  • Rugo, Hope S
  • Burris, Howard A
  • Gnant, Michael
  • Baselga, José
  • Piccart-Gebhart, Martine J
  • Noguchi, Shinzaburo
  • Dakhil, Shaker R
  • Srimuninnimit, Vichien
  • Puttawibul, Puttisak
  • Csoszi, Tibor
  • Heng, Daniel Yick Chin
  • Bourgeois, Hugues
  • Gonzalez-Martin, Antonio
  • Osborne, Karen
  • Mukhopadhyay, Pabak
  • Taran, Tanya
  • Campone, Mario
  • Hortobagyi, Gabriel N
  • Sahmoud, Tarek
  • Pritchard, Kathleen

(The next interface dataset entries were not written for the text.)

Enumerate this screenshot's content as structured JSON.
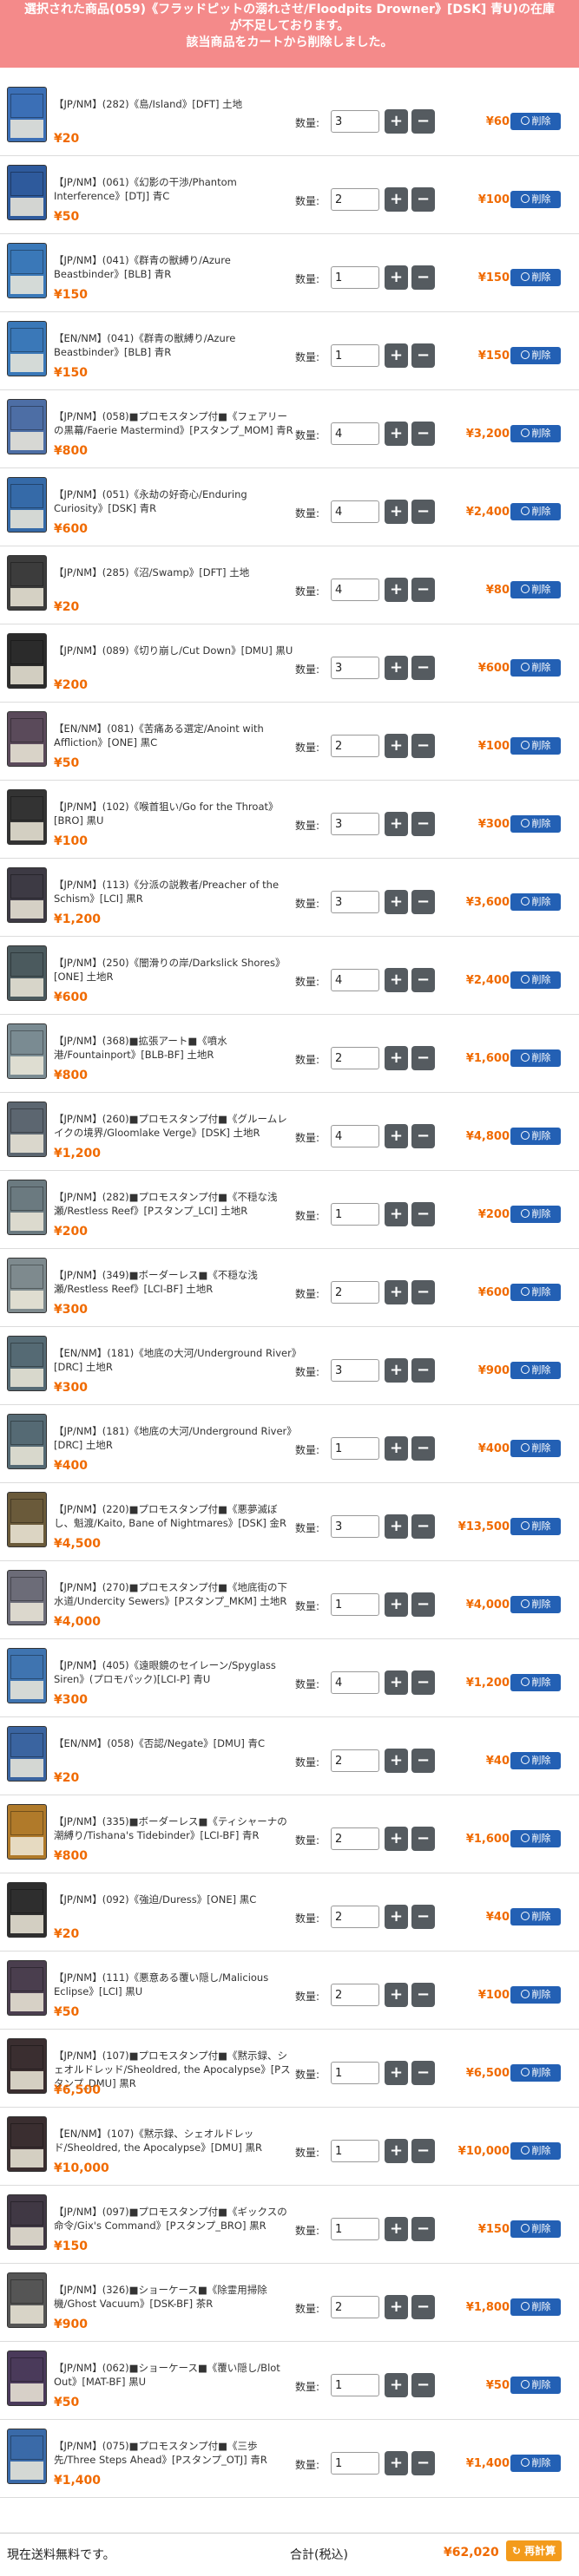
{
  "banner": {
    "line1": "選択された商品(059)《フラッドピットの溺れさせ/Floodpits Drowner》[DSK] 青U)の在庫",
    "line2": "が不足しております。",
    "line3": "該当商品をカートから削除しました。"
  },
  "labels": {
    "qty_label": "数量:",
    "plus": "+",
    "minus": "−",
    "delete": "削除"
  },
  "items": [
    {
      "name": "【JP/NM】(282)《島/Island》[DFT] 土地",
      "price": "¥20",
      "qty": "3",
      "subtotal": "¥60",
      "color": "#3b6fb6"
    },
    {
      "name": "【JP/NM】(061)《幻影の干渉/Phantom Interference》[DTJ] 青C",
      "price": "¥50",
      "qty": "2",
      "subtotal": "¥100",
      "color": "#2e5a9c"
    },
    {
      "name": "【JP/NM】(041)《群青の獣縛り/Azure Beastbinder》[BLB] 青R",
      "price": "¥150",
      "qty": "1",
      "subtotal": "¥150",
      "color": "#3a78b8"
    },
    {
      "name": "【EN/NM】(041)《群青の獣縛り/Azure Beastbinder》[BLB] 青R",
      "price": "¥150",
      "qty": "1",
      "subtotal": "¥150",
      "color": "#3a78b8"
    },
    {
      "name": "【JP/NM】(058)■プロモスタンプ付■《フェアリーの黒幕/Faerie Mastermind》[Pスタンプ_MOM] 青R",
      "price": "¥800",
      "qty": "4",
      "subtotal": "¥3,200",
      "color": "#4d6ea5"
    },
    {
      "name": "【JP/NM】(051)《永劫の好奇心/Enduring Curiosity》[DSK] 青R",
      "price": "¥600",
      "qty": "4",
      "subtotal": "¥2,400",
      "color": "#356aa8"
    },
    {
      "name": "【JP/NM】(285)《沼/Swamp》[DFT] 土地",
      "price": "¥20",
      "qty": "4",
      "subtotal": "¥80",
      "color": "#3c3c3c"
    },
    {
      "name": "【JP/NM】(089)《切り崩し/Cut Down》[DMU] 黒U",
      "price": "¥200",
      "qty": "3",
      "subtotal": "¥600",
      "color": "#2b2b2b"
    },
    {
      "name": "【EN/NM】(081)《苦痛ある選定/Anoint with Affliction》[ONE] 黒C",
      "price": "¥50",
      "qty": "2",
      "subtotal": "¥100",
      "color": "#5a4a5a"
    },
    {
      "name": "【JP/NM】(102)《喉首狙い/Go for the Throat》[BRO] 黒U",
      "price": "¥100",
      "qty": "3",
      "subtotal": "¥300",
      "color": "#333333"
    },
    {
      "name": "【JP/NM】(113)《分派の説教者/Preacher of the Schism》[LCI] 黒R",
      "price": "¥1,200",
      "qty": "3",
      "subtotal": "¥3,600",
      "color": "#3d3a44"
    },
    {
      "name": "【JP/NM】(250)《闇滑りの岸/Darkslick Shores》[ONE] 土地R",
      "price": "¥600",
      "qty": "4",
      "subtotal": "¥2,400",
      "color": "#4b5a5e"
    },
    {
      "name": "【JP/NM】(368)■拡張アート■《噴水港/Fountainport》[BLB-BF] 土地R",
      "price": "¥800",
      "qty": "2",
      "subtotal": "¥1,600",
      "color": "#7a8b92"
    },
    {
      "name": "【JP/NM】(260)■プロモスタンプ付■《グルームレイクの境界/Gloomlake Verge》[DSK] 土地R",
      "price": "¥1,200",
      "qty": "4",
      "subtotal": "¥4,800",
      "color": "#5c6670"
    },
    {
      "name": "【JP/NM】(282)■プロモスタンプ付■《不穏な浅瀬/Restless Reef》[Pスタンプ_LCI] 土地R",
      "price": "¥200",
      "qty": "1",
      "subtotal": "¥200",
      "color": "#6b7a80"
    },
    {
      "name": "【JP/NM】(349)■ボーダーレス■《不穏な浅瀬/Restless Reef》[LCI-BF] 土地R",
      "price": "¥300",
      "qty": "2",
      "subtotal": "¥600",
      "color": "#7e8a8e"
    },
    {
      "name": "【EN/NM】(181)《地底の大河/Underground River》[DRC] 土地R",
      "price": "¥300",
      "qty": "3",
      "subtotal": "¥900",
      "color": "#556a74"
    },
    {
      "name": "【JP/NM】(181)《地底の大河/Underground River》[DRC] 土地R",
      "price": "¥400",
      "qty": "1",
      "subtotal": "¥400",
      "color": "#556a74"
    },
    {
      "name": "【JP/NM】(220)■プロモスタンプ付■《悪夢滅ぼし、魁渡/Kaito, Bane of Nightmares》[DSK] 金R",
      "price": "¥4,500",
      "qty": "3",
      "subtotal": "¥13,500",
      "color": "#6a5a3a"
    },
    {
      "name": "【JP/NM】(270)■プロモスタンプ付■《地底街の下水道/Undercity Sewers》[Pスタンプ_MKM] 土地R",
      "price": "¥4,000",
      "qty": "1",
      "subtotal": "¥4,000",
      "color": "#6c6c78"
    },
    {
      "name": "【JP/NM】(405)《遠眼鏡のセイレーン/Spyglass Siren》(プロモパック)[LCI-P] 青U",
      "price": "¥300",
      "qty": "4",
      "subtotal": "¥1,200",
      "color": "#3f74b0"
    },
    {
      "name": "【EN/NM】(058)《否認/Negate》[DMU] 青C",
      "price": "¥20",
      "qty": "2",
      "subtotal": "¥40",
      "color": "#3a64a0"
    },
    {
      "name": "【JP/NM】(335)■ボーダーレス■《ティシャーナの潮縛り/Tishana's Tidebinder》[LCI-BF] 青R",
      "price": "¥800",
      "qty": "2",
      "subtotal": "¥1,600",
      "color": "#b07a2a"
    },
    {
      "name": "【JP/NM】(092)《強迫/Duress》[ONE] 黒C",
      "price": "¥20",
      "qty": "2",
      "subtotal": "¥40",
      "color": "#2e2e2e"
    },
    {
      "name": "【JP/NM】(111)《悪意ある覆い隠し/Malicious Eclipse》[LCI] 黒U",
      "price": "¥50",
      "qty": "2",
      "subtotal": "¥100",
      "color": "#4a3e4e"
    },
    {
      "name": "【JP/NM】(107)■プロモスタンプ付■《黙示録、シェオルドレッド/Sheoldred, the Apocalypse》[Pスタンプ_DMU] 黒R",
      "price": "¥6,500",
      "qty": "1",
      "subtotal": "¥6,500",
      "color": "#3a2e30"
    },
    {
      "name": "【EN/NM】(107)《黙示録、シェオルドレッド/Sheoldred, the Apocalypse》[DMU] 黒R",
      "price": "¥10,000",
      "qty": "1",
      "subtotal": "¥10,000",
      "color": "#3a2e30"
    },
    {
      "name": "【JP/NM】(097)■プロモスタンプ付■《ギックスの命令/Gix's Command》[Pスタンプ_BRO] 黒R",
      "price": "¥150",
      "qty": "1",
      "subtotal": "¥150",
      "color": "#403844"
    },
    {
      "name": "【JP/NM】(326)■ショーケース■《除霊用掃除機/Ghost Vacuum》[DSK-BF] 茶R",
      "price": "¥900",
      "qty": "2",
      "subtotal": "¥1,800",
      "color": "#555555"
    },
    {
      "name": "【JP/NM】(062)■ショーケース■《覆い隠し/Blot Out》[MAT-BF] 黒U",
      "price": "¥50",
      "qty": "1",
      "subtotal": "¥50",
      "color": "#4a3a5a"
    },
    {
      "name": "【JP/NM】(075)■プロモスタンプ付■《三歩先/Three Steps Ahead》[Pスタンプ_OTJ] 青R",
      "price": "¥1,400",
      "qty": "1",
      "subtotal": "¥1,400",
      "color": "#3a6aa8"
    }
  ],
  "footer": {
    "shipping_text": "現在送料無料です。",
    "total_label": "合計(税込)",
    "total_value": "¥62,020",
    "recalc_label": "再計算"
  }
}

publication date

  • September 20, 2012